After years of preparation and planning, setbacks and successes, 2020 saw the completion of the Freedom Skatepark in the community of Bull Bay. Seprod Foundation was proud to be the largest local sponsor of this project, not only providing funding, but providing expertise guiding the approval process, and the administration related to the procurement of the concrete and other key materials. This project was made possible through a tremendous collaboration between ourselves, the Bull Bay Football Club, Concrete Jungle Foundation, Sandals Foundation, Flipping Youth and the Tmrw.Tday Festival. So many other partners helped us along the way including suppliers such as Pre-Mix, Tankweld and Carib Cement. We are so grateful for all parties that came together to get the construction completed in the middle of the pandemic. It was a true testament to what you can get done through partnership and perseverance. Also importantly, the Concrete Jungle Foundation’s Edu-Skate Programme began, where many local young people learned important life skills through skateboarding. We are excited by the prospect of developing the sport to the point of having a Jamaican Skateboarding team complete in the Olympics one day!
In the midst of this turbulent year, we were reminded that despite ‘physical distancing’ we need each other – we can’t do it alone, we all have a role to play and partnerships are important. We are more effective, and get more done when we work together. We celebrate the Jamaican spirit, and know that together, we will get through this and we will continue toward a brighter future for our children.

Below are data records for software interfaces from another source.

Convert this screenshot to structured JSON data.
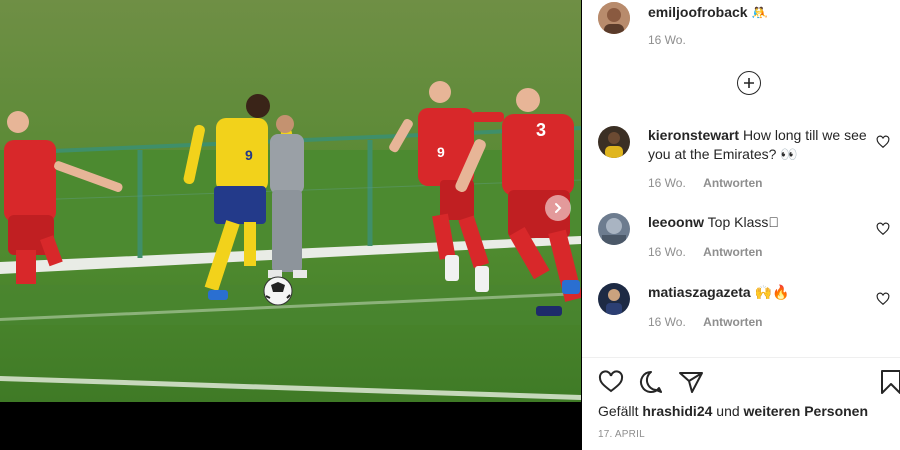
{
  "post": {
    "author": {
      "username": "emiljoofroback",
      "badge_emoji": "🤼",
      "age": "16 Wo."
    },
    "load_more_icon": "plus-circle-icon",
    "next_icon": "chevron-right-icon",
    "comments": [
      {
        "username": "kieronstewart",
        "text": "How long till we see you at the Emirates? 👀",
        "age": "16 Wo.",
        "reply_label": "Antworten"
      },
      {
        "username": "leeoonw",
        "text": "Top Klass􏿽",
        "age": "16 Wo.",
        "reply_label": "Antworten"
      },
      {
        "username": "matiaszagazeta",
        "text": "🙌🔥",
        "age": "16 Wo.",
        "reply_label": "Antworten"
      }
    ],
    "likes": {
      "prefix": "Gefällt",
      "user": "hrashidi24",
      "middle": "und",
      "suffix": "weiteren Personen"
    },
    "date": "17. APRIL",
    "colors": {
      "text": "#262626",
      "muted": "#8e8e8e",
      "pitch": "#4f8a2f",
      "home_kit": "#f2d21b",
      "away_kit": "#d8282a"
    }
  }
}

Finally, we launched our website – www.seprodfoundation.org. We are glad you are here and hope that you take the time to get to know us, and join us along our journey. Happy New Year everyone! Stay safe, stay strong and stay positive!